Needing to think outside the box for lefty relief help, the Mets may have a solution
The Mets have been searching for a competent left-handed specialist since the middle of March, but have come up empty in each attempt.
But perhaps they’ve had their lefty specialist all along – they just never realized it.
Hansel Robles entered the game in relief of Steven Matz in the seventh inning on Friday night. He was assigned Jacoby Ellsbury, Brett Gardner, and Chase Headley.
Robles retired all three of them with ease, inducing a flyball from Ellsbury, and strikeouts from Gardner and Headley.
Robles has allowed only one earned run in his last 12 2/3 innings, and five earned runs in his last 21 innings dating back to July 31.
But there’s more to his impressive performance than just that.
All three of the hitters he faced on Friday were left-handed. After retiring all three, left-handers are now just 9-for-67 with just two walks and 27 strikeouts against Robles this season.
No left-handed reliever has come close to those marks against left-handed hitters for the Mets this season.
He has proven to be incredibly good at throwing inside to left-handed hitters with both his fastball and slider. He has so much electricity and left-handers seem to have trouble seeing and putting good swings on his pitches as a result. The key for Robles is the command of his slider, but he’s established that in the second half and has been mostly dominant during this stretch.
The Mets are very likely to be without Dario Alvarez well into October thanks to injuring his groin earlier this week. With Eric O’Flaherty’s continued ineffectiveness and the Mets being unlikely to delve into their minor league system again to try a solution, they are going to have to look to what they have now for a solution to get left-handed hitters out late in games.
But in Robles, Addison Reed and Tyler Clippard, they may be able to find those outs if the matchups are played properly. They’ve all proven to be effective in getting left-handers out, especially Robles and Clippard.
The problem is it’s unconventional, and it’s hard to go into a playoff series without an established arm on the left side capable of getting left-handed hitters out.

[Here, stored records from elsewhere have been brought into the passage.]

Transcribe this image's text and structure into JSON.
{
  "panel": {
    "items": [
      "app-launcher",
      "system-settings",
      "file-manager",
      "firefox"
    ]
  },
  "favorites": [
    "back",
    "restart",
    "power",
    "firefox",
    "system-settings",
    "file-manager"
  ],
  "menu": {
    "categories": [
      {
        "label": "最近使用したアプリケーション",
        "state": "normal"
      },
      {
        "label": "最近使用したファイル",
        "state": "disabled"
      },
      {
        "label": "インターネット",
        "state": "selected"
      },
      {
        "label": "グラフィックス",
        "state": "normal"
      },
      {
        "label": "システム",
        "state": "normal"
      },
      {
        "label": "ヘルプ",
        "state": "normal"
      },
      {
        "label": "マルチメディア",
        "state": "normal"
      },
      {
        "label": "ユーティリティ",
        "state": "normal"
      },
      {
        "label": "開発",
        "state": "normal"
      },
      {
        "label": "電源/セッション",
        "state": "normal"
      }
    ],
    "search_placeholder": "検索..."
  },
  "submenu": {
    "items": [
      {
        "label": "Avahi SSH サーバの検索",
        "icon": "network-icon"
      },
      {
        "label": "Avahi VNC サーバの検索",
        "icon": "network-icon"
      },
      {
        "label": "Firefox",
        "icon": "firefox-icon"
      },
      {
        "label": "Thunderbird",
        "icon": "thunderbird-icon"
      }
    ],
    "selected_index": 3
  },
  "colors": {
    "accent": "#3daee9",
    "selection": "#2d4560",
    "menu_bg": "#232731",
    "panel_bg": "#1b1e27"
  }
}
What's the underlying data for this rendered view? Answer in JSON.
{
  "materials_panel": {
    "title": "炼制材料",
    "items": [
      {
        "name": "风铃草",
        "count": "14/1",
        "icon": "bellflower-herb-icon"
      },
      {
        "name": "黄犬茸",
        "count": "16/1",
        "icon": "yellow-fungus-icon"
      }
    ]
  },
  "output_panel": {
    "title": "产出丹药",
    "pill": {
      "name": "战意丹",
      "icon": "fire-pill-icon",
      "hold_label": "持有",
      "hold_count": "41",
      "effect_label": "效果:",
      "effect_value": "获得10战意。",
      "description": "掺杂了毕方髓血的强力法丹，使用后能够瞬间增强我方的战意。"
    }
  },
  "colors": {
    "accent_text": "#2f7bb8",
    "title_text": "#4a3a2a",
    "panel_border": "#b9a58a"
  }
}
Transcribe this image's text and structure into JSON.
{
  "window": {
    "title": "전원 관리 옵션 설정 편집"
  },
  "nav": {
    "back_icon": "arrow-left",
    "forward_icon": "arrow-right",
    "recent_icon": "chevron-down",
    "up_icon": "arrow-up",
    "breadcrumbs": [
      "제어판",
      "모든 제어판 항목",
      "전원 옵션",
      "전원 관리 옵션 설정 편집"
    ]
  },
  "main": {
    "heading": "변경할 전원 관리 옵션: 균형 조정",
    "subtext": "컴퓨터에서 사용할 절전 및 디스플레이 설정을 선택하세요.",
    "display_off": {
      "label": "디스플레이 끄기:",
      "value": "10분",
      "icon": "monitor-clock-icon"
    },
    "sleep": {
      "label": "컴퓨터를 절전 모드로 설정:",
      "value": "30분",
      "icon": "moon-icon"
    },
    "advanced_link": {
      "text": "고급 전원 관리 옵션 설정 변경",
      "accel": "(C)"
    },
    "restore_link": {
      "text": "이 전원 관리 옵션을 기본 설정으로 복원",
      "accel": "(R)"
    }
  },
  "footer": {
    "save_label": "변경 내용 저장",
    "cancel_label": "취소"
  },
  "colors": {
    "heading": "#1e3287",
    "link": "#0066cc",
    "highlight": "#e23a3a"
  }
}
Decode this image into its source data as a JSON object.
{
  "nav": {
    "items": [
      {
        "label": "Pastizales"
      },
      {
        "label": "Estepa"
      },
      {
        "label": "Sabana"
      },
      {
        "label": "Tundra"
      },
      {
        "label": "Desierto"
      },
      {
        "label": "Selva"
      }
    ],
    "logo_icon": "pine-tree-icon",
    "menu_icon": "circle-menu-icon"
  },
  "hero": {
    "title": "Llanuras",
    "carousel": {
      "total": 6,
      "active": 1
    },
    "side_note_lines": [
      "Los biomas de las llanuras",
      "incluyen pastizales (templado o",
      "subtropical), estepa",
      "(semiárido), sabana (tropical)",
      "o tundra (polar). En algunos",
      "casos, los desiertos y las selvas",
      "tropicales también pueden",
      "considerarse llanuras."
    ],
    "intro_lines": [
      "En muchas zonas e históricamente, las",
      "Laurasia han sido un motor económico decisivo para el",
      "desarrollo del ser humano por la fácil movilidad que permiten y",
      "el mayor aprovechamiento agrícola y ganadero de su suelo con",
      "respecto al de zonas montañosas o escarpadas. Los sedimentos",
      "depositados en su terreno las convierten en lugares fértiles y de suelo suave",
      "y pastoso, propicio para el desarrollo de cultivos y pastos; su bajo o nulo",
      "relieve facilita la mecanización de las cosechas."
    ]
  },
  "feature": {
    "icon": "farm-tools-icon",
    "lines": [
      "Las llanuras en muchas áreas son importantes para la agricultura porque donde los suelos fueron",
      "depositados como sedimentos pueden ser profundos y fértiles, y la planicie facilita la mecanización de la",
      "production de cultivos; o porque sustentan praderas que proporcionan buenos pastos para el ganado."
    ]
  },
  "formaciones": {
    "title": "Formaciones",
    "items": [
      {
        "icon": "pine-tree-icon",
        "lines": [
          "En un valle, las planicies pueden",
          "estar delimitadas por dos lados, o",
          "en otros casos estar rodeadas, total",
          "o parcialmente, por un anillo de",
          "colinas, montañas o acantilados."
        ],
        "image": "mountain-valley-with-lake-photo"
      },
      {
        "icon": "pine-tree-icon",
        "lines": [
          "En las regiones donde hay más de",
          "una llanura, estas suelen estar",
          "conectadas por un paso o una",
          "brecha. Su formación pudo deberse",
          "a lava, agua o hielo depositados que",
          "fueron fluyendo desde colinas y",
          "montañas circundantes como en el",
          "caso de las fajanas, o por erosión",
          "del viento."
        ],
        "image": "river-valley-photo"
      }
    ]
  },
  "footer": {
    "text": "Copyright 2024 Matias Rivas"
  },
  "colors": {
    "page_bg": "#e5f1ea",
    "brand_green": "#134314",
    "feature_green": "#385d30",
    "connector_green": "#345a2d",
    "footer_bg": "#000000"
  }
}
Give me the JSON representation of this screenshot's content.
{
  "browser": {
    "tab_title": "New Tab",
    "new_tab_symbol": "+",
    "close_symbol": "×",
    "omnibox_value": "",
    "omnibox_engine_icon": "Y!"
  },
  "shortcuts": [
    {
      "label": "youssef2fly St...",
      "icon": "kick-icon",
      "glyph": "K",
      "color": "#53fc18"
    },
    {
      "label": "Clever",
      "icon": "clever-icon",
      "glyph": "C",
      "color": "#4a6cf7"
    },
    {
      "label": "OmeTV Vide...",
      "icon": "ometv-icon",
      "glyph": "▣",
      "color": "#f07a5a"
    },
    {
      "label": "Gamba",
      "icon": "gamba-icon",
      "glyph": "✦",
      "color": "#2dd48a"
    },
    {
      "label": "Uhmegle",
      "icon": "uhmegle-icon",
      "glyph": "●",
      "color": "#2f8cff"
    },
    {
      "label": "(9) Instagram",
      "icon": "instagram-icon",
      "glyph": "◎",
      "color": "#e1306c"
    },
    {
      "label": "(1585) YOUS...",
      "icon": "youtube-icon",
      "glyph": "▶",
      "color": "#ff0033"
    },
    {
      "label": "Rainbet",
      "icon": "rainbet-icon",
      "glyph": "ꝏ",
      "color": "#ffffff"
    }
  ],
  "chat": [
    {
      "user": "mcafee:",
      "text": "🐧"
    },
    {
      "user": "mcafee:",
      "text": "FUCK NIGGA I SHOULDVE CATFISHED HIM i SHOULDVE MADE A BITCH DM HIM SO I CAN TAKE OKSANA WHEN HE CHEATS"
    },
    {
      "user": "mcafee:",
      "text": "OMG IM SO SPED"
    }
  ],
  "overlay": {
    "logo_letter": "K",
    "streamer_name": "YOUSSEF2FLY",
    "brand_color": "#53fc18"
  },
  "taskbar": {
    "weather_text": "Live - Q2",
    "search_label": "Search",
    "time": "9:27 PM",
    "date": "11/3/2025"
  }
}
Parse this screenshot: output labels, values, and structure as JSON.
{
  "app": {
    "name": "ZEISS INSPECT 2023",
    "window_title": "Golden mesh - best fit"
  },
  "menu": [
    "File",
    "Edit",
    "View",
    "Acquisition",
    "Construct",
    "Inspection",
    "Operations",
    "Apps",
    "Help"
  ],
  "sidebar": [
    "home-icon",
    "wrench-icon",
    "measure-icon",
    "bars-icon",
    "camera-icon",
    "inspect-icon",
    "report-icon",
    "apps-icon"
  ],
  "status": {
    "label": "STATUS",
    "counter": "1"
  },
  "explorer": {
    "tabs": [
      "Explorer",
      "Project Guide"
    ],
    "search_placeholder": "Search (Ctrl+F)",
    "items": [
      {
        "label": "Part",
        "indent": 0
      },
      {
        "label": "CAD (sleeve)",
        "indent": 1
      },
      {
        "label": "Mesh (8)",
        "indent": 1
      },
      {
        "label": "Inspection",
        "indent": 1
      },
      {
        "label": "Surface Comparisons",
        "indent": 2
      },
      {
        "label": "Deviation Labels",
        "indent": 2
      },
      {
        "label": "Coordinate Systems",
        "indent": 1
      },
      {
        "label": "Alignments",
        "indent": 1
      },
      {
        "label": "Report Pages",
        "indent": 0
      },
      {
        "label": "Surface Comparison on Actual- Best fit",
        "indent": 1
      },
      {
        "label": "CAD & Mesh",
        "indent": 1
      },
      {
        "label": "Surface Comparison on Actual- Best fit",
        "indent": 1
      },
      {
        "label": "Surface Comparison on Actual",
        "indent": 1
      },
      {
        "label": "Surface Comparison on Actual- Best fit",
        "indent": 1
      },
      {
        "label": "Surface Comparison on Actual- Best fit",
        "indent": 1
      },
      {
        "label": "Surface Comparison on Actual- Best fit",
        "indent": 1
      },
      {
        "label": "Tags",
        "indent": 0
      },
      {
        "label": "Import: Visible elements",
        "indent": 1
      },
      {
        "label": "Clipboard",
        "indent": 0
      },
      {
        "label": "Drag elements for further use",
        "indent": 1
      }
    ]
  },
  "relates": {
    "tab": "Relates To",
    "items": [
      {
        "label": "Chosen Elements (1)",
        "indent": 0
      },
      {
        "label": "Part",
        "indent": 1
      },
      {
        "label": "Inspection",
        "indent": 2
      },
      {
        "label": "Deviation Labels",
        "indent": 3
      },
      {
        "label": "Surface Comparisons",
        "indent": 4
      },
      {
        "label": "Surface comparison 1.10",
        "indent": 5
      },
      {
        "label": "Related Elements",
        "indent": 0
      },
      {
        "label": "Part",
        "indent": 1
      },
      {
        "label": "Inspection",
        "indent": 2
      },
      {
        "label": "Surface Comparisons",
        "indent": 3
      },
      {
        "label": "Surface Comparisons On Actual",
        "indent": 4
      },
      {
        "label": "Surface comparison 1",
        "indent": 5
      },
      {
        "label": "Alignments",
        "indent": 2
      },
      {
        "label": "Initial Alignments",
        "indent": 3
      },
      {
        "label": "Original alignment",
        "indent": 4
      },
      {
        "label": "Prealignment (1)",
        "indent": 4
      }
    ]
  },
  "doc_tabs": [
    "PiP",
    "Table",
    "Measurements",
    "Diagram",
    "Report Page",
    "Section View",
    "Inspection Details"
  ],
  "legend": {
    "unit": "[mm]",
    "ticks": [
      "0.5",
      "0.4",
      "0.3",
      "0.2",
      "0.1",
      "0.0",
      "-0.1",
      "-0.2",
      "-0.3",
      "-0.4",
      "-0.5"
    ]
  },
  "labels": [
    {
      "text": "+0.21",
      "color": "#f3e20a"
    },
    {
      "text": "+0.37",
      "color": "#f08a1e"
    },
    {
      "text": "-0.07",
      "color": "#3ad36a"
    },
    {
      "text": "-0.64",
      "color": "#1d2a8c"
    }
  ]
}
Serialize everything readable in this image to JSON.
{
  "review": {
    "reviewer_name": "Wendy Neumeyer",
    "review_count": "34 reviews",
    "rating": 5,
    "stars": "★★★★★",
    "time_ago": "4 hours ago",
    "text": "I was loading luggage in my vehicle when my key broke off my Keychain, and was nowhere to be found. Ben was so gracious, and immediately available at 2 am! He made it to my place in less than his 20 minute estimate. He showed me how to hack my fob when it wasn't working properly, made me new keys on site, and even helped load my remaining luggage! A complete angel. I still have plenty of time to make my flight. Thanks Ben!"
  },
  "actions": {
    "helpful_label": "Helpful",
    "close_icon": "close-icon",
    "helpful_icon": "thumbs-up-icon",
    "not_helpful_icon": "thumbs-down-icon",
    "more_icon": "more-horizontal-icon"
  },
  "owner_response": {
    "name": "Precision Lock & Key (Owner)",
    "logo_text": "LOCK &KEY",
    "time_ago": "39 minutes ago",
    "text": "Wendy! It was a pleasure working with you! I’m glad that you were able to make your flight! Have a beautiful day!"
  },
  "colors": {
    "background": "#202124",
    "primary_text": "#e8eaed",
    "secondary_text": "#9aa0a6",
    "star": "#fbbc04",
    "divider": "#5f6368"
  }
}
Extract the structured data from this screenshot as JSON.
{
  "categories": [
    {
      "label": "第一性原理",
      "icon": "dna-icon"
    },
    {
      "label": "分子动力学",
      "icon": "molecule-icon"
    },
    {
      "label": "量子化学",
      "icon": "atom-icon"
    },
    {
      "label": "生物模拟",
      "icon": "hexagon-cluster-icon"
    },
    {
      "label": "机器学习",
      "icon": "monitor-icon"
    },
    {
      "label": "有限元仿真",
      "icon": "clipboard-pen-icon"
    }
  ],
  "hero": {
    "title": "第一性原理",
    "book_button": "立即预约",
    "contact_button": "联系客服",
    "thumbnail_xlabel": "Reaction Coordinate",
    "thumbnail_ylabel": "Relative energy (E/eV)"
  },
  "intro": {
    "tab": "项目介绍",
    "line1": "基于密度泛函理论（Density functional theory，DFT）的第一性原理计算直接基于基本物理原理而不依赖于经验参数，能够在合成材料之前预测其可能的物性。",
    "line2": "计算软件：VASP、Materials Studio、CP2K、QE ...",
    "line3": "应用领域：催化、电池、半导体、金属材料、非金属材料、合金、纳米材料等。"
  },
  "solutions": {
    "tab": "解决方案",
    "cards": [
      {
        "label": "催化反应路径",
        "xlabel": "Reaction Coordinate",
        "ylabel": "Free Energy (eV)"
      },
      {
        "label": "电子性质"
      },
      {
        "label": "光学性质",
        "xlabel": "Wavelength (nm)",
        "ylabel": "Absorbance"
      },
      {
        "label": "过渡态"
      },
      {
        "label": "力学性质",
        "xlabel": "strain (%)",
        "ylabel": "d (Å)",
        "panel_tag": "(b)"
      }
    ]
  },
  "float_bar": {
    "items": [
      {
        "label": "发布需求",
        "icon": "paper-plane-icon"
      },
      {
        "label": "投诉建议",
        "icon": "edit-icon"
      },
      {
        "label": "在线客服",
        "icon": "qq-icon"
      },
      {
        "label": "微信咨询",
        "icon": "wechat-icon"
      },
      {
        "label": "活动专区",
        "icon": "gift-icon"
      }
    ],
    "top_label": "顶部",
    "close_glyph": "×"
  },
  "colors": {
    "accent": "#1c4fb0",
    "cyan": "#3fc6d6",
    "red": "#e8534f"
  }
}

But the Mets maybe forced to think outside the box, since they are really completely out of options at this point in the season with nowhere else to turn.